Horses are utilized in numerous higher education programs in United States. However, there is limited information on horse use, especially in university and college programs. Due to increasing enrollment, greater demand is placed on horse use while institutions are experiencing reduced funding and smaller herd numbers. Thus, this project was conducted to evaluate horse use and management in university and college programs. It was hypothesized that most equine programs over used their horses. A pilot study was conducted to validate the instrument used for the overall study. The survey instrument was created on SurveyMonkey® and released to equine programs (n = 9) in Kentucky for the pilot study in September 2016. After revision, it was released to equine programs in United States for the overall study in March 2017. A total of 19 responses were received from the overall study, and descriptive statistics were used to analyze the data. Based on the results, respondents had some similarities in how horses were used. For instance, most institutions used more than half of their horses in riding and teaching programs; lameness was the most apparent health issue; and most respondents used joint supplements. There were also some differences: pasture acreage varied; horses left programs for different reasons; and the number of students who came in contact with horses was different. However, with the low incidence of health issues and management practices in place, our conclusion was that horses in these programs were not overused.

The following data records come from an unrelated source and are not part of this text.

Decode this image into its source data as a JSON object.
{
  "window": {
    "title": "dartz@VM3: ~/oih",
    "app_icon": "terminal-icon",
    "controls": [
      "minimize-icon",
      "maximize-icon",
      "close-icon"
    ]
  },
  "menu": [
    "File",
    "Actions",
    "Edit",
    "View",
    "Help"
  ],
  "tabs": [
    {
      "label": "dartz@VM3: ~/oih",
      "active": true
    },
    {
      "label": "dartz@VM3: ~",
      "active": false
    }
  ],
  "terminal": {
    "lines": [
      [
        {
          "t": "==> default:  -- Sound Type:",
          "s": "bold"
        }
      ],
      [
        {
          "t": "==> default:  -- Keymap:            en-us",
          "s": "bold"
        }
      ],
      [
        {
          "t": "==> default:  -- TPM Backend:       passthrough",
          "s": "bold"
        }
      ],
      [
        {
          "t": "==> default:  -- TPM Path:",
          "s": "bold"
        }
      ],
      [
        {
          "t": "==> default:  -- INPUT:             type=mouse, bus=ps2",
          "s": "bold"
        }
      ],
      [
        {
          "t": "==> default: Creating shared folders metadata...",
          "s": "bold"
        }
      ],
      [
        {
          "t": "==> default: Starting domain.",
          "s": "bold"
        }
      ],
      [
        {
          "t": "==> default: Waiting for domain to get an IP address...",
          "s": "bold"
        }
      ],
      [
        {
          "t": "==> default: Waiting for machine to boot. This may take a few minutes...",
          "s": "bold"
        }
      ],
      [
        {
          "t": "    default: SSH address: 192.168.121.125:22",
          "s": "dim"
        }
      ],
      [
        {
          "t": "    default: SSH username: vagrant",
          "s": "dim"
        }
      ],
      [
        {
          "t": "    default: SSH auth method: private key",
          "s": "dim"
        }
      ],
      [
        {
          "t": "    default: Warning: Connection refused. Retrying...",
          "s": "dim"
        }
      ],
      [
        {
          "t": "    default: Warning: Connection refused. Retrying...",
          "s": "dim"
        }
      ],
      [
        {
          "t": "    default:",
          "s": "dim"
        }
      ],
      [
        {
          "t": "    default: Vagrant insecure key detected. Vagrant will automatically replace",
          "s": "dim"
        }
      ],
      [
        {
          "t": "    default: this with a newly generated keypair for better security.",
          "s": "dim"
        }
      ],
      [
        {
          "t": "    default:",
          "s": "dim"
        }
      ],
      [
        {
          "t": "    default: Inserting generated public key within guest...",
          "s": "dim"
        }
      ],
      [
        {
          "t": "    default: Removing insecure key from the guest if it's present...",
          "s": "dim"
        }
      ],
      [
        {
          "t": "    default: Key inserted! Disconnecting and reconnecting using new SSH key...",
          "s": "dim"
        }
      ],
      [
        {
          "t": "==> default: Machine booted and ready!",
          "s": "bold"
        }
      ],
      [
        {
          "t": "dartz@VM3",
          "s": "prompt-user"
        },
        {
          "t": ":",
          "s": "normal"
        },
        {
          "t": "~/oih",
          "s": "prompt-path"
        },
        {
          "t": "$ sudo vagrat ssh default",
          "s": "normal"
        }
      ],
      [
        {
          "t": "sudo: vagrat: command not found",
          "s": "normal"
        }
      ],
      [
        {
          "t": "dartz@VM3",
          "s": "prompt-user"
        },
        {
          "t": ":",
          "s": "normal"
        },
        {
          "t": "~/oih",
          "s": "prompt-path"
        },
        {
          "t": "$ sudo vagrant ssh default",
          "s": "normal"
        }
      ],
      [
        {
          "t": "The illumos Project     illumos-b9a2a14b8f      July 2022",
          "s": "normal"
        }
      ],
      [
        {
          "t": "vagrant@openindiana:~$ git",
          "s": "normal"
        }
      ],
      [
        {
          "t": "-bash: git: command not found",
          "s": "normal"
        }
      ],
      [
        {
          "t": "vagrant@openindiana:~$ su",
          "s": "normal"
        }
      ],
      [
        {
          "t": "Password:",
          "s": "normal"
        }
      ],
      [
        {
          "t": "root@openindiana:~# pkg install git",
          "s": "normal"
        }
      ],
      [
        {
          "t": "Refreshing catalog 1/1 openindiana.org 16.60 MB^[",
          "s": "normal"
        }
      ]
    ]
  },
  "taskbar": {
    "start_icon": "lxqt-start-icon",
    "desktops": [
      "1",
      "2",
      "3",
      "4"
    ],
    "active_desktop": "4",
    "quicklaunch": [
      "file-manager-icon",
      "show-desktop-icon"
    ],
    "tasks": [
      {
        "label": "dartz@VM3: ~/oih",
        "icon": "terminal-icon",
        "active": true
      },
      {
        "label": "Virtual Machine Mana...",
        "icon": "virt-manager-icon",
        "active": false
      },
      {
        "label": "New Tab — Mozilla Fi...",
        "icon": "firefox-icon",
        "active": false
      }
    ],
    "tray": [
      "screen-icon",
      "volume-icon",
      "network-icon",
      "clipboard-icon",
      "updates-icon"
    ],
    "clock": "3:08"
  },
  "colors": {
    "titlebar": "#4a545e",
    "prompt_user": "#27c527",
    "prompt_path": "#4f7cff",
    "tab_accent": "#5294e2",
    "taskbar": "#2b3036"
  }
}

Year manuscript completed
Year degree awarded
horse use, horse health, higher education, equine management
Dissertation Committee Chair
Co-Director of Dissertation
Zhao, Hui, "HORSE USE AND MANAGEMENT IN UNIVERSITY EQUINE PROGRAMS" (2017). Murray State Theses and Dissertations. 67.